Source material section start

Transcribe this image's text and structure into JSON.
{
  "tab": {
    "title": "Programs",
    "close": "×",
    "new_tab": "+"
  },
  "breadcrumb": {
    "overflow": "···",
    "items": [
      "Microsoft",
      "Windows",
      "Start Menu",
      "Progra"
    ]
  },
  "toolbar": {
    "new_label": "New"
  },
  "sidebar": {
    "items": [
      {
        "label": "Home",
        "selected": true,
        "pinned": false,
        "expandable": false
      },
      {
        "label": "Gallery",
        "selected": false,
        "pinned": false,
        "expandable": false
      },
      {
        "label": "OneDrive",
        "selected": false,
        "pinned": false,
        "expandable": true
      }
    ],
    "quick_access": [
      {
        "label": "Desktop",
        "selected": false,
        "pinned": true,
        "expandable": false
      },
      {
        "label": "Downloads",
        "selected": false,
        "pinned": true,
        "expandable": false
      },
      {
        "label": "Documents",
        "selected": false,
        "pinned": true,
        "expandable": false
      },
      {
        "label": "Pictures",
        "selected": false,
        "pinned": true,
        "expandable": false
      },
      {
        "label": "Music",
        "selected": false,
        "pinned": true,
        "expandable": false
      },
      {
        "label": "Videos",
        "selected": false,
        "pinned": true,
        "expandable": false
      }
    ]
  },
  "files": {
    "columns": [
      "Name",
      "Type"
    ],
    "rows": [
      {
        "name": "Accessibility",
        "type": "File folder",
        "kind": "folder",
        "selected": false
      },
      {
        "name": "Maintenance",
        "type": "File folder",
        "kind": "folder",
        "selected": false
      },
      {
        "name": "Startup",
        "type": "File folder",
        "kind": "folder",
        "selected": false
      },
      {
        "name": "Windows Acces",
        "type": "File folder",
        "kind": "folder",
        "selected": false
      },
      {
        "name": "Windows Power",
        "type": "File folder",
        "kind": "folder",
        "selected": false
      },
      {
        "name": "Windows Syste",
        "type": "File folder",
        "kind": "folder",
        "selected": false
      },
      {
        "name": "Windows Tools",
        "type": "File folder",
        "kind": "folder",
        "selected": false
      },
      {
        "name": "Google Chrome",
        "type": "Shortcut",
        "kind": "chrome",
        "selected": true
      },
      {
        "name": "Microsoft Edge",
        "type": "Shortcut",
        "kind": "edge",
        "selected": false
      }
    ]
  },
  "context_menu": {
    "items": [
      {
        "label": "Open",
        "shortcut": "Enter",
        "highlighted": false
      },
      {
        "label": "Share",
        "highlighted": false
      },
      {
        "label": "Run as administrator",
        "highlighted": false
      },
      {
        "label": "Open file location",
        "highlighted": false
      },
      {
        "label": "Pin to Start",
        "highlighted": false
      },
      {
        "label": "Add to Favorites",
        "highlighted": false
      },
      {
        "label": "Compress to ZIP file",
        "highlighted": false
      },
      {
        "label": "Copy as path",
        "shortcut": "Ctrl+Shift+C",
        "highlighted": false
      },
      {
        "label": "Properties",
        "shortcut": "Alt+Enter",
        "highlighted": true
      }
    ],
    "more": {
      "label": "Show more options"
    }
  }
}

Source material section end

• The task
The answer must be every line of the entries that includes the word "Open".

• Task solution
        "label": "Open",
        "label": "Open file location",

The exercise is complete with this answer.